Akhileshwar Krishnan, group CFO of Apollo Hospitals, expects to achieve break-even during the September quarter. The company, which has allocated close to 2,250 beds for Covid patients, has treated over 22,000 already. Besides hospital beds, it is providing home-care plans and has tied up with corporates to treat employees quarantined in hotels. While analysts expect the hospital business to take some time to recover (normalisation by March’21 quarter), the fast-growing pharmacy business will support earnings.
Profitability, too, may expand, with increase in private-label products (own brands).
Investors will also keep an eye out for Apollo’s venture into digital consultation, with the launch of its Apollo 24x7 app.

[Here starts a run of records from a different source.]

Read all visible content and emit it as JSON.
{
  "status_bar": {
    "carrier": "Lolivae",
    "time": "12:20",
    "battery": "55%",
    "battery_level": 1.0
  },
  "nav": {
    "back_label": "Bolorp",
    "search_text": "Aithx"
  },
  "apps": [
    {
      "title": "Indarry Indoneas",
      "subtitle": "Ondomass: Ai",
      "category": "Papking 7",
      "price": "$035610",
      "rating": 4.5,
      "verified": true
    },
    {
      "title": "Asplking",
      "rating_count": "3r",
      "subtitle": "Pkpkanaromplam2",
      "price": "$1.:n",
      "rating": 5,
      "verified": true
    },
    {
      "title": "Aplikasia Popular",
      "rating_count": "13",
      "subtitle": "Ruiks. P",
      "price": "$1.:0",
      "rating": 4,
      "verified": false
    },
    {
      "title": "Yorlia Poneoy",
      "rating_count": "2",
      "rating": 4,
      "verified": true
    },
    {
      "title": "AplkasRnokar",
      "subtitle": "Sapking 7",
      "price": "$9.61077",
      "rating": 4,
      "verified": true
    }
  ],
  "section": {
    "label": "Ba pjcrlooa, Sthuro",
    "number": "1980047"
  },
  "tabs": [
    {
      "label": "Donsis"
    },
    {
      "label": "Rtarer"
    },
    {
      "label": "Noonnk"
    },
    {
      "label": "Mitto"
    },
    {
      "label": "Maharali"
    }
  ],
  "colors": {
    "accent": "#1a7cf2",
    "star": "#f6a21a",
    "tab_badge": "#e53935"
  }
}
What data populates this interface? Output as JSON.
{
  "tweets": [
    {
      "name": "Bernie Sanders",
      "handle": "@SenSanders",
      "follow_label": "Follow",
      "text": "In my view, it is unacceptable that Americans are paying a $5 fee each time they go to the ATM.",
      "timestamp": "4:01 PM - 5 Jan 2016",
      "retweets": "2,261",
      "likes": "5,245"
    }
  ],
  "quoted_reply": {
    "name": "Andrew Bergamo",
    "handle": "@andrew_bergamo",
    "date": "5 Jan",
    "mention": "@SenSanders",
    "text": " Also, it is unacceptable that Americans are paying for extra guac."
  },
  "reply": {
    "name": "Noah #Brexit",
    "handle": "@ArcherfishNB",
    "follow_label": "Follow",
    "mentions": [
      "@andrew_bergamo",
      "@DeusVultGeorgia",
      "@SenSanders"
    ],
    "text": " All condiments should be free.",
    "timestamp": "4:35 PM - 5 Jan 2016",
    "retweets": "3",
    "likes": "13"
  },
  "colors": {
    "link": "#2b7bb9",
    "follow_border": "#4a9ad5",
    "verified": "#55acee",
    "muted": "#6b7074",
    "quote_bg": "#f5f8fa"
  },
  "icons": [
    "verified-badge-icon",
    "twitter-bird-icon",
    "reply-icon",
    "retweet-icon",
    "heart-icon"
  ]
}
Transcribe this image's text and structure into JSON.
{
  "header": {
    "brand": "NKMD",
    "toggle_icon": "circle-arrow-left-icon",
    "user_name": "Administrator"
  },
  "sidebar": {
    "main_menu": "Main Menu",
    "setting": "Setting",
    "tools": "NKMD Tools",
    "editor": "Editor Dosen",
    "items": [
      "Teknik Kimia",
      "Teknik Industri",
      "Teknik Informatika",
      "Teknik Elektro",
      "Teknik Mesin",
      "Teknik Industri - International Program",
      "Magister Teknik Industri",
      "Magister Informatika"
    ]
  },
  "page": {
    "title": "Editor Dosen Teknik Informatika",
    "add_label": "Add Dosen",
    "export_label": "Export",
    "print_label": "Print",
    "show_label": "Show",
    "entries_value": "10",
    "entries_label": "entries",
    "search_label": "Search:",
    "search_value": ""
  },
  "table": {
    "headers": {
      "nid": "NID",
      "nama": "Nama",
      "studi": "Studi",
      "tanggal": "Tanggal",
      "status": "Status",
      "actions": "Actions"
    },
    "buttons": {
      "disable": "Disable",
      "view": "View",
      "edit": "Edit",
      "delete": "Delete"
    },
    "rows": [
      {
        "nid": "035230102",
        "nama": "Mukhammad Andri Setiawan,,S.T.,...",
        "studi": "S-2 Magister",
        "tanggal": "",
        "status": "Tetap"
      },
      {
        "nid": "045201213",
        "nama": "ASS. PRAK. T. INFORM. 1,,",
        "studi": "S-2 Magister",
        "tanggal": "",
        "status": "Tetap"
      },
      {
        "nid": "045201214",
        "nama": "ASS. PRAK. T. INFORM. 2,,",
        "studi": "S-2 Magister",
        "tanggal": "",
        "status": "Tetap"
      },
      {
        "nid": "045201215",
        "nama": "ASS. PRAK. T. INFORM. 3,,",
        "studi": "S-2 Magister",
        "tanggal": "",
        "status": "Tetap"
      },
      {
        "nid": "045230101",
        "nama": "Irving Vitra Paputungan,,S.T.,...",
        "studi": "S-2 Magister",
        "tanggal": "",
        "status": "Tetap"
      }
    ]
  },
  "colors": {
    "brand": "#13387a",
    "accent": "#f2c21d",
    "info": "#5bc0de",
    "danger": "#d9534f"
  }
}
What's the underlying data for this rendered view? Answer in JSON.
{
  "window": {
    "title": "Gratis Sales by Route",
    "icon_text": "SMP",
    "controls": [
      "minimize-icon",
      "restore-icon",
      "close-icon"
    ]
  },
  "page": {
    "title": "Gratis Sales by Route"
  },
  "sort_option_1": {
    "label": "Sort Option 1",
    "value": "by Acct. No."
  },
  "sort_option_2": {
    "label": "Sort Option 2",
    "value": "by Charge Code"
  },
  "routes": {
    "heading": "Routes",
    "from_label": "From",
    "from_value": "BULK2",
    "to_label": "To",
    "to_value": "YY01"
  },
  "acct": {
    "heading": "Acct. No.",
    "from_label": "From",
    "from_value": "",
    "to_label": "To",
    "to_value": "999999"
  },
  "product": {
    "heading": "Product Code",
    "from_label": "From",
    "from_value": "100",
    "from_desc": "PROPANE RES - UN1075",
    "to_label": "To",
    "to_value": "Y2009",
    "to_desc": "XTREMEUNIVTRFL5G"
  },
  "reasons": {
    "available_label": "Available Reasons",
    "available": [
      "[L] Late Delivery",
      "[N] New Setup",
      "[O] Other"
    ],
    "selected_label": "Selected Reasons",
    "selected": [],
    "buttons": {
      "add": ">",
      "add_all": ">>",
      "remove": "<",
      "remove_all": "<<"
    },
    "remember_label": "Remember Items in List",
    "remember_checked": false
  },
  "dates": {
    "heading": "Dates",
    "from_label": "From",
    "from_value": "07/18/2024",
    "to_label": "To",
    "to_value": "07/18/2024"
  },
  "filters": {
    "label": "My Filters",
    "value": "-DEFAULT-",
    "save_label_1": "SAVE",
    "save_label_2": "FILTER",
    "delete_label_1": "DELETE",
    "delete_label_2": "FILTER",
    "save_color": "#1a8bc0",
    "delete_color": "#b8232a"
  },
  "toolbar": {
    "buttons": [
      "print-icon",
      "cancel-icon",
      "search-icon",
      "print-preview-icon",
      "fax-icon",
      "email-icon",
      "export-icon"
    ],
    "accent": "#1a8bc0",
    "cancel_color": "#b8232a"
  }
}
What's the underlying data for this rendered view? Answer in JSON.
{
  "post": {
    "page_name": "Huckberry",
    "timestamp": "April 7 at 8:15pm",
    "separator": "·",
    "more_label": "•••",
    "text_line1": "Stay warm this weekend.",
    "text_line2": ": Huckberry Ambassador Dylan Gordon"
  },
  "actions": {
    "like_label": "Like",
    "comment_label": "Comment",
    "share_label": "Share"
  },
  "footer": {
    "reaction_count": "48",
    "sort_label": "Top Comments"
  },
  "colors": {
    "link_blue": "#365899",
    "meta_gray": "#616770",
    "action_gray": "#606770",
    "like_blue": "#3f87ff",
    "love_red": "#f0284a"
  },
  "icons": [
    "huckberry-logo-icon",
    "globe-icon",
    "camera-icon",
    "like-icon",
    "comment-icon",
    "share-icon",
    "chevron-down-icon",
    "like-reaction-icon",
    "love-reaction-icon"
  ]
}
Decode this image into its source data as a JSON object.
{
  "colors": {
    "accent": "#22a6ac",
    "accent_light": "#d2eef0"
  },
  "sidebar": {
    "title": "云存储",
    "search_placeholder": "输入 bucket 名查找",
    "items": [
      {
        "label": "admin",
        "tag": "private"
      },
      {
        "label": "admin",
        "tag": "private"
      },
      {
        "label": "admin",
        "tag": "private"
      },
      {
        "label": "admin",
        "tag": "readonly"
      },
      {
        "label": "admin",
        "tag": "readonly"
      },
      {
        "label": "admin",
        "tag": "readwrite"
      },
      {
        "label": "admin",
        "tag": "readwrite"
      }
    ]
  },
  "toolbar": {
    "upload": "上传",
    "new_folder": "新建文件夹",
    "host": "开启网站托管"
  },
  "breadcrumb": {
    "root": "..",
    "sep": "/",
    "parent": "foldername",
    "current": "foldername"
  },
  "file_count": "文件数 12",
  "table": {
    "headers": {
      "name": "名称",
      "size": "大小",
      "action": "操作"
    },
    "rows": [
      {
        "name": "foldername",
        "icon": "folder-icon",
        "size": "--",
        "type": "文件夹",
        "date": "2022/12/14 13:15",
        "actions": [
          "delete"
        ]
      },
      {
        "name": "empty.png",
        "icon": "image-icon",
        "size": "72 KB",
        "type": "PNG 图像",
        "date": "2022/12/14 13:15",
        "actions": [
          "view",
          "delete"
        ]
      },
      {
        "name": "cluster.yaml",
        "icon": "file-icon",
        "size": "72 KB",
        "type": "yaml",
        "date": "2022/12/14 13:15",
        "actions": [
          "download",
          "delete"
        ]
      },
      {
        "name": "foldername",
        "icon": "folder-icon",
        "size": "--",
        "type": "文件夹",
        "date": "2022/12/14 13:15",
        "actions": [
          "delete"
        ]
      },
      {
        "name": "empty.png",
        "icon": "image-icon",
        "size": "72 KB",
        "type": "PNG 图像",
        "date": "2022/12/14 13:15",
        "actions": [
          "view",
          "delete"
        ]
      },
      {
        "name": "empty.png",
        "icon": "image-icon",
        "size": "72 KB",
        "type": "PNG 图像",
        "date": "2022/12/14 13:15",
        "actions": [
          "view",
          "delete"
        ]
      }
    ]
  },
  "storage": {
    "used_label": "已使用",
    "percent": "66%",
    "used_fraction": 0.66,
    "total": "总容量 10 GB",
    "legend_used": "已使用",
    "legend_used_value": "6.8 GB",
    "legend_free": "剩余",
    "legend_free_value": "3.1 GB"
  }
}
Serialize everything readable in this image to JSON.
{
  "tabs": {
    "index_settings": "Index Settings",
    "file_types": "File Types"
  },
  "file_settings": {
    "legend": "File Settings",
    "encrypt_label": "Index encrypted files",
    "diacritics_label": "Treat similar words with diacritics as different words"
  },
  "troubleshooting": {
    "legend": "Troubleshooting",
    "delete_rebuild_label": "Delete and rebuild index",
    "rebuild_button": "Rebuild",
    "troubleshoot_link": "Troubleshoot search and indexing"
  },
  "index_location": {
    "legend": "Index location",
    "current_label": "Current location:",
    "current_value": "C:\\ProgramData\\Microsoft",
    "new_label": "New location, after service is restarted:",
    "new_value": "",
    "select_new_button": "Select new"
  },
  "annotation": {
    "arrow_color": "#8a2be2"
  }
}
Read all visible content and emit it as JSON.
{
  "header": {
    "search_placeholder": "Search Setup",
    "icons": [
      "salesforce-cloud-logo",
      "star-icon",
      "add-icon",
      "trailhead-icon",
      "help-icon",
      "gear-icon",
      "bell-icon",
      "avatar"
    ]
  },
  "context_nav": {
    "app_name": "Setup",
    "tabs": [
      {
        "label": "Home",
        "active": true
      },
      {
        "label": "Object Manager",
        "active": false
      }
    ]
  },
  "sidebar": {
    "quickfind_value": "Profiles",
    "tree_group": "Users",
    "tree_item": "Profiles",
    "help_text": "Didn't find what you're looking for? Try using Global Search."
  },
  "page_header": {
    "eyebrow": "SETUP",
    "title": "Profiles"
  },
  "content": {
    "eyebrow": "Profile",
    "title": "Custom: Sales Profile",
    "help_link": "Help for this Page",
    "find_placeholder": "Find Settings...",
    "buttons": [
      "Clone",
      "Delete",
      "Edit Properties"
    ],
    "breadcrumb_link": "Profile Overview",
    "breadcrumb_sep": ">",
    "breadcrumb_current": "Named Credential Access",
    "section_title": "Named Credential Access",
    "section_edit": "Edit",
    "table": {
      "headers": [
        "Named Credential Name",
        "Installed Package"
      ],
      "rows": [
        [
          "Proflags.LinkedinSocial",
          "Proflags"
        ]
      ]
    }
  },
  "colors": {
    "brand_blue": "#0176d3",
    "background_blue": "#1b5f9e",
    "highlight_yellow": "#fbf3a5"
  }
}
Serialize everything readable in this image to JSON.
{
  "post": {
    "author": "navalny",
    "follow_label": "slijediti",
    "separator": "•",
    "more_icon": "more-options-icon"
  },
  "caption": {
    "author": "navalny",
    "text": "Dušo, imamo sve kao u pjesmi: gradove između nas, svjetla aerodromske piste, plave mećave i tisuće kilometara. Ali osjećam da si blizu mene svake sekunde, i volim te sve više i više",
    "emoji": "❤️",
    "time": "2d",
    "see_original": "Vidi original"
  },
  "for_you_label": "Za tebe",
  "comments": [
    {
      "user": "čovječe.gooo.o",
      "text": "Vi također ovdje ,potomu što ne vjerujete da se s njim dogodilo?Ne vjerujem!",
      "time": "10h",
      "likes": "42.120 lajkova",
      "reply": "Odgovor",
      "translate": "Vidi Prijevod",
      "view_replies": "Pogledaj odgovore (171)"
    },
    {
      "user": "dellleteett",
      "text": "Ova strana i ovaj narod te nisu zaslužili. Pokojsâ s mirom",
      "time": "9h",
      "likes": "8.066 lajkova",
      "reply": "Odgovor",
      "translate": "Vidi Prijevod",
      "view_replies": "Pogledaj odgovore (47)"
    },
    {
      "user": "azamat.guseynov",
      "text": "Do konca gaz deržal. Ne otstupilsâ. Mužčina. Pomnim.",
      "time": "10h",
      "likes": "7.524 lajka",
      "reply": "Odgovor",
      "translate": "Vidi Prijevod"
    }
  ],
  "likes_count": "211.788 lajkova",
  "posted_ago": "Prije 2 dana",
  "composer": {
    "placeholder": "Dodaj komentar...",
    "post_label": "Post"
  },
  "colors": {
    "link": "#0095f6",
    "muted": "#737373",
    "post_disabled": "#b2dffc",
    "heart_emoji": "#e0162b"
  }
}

The app has seen 3.72 million downloads (fastest among peers). The move will increase referrals for Apollo’s hospitals, and increase sales for its pharmacies and diagnostic services. Apollo holds inherent benefits, with its existing business supporting the venture. It has close to 4,000 pharmacies, which could help ensure faster delivery.
Analysts say its strength in the e-pharmacy business, which can be scaled up fast, is helping Apollo stay ahead of competitors (faster market share gains). Apollo, being a trusted brand with a vast network of doctors, holds the advantage.
Digital consultations could benefit from the company’s diagnostic services. Credit Suisse
had valued Apollo 24x7 at $325 million, with an Ebitda potential of $21 million by FY24.
The model is scalable, says the bank, citing the example of Chinese app Good Doctor, which has a market
capitalisation of over $16 billion.
With the management prioritising cost reduction, Krishnan expects net debt to remain stable at Rs 3,000 crore.
Bhavesh Gandhi of YES Securities says the impact in Q1 was anticipated, and recovery will begin now. However, after strong run-ups, investors would be better off accumulating the stock on dips.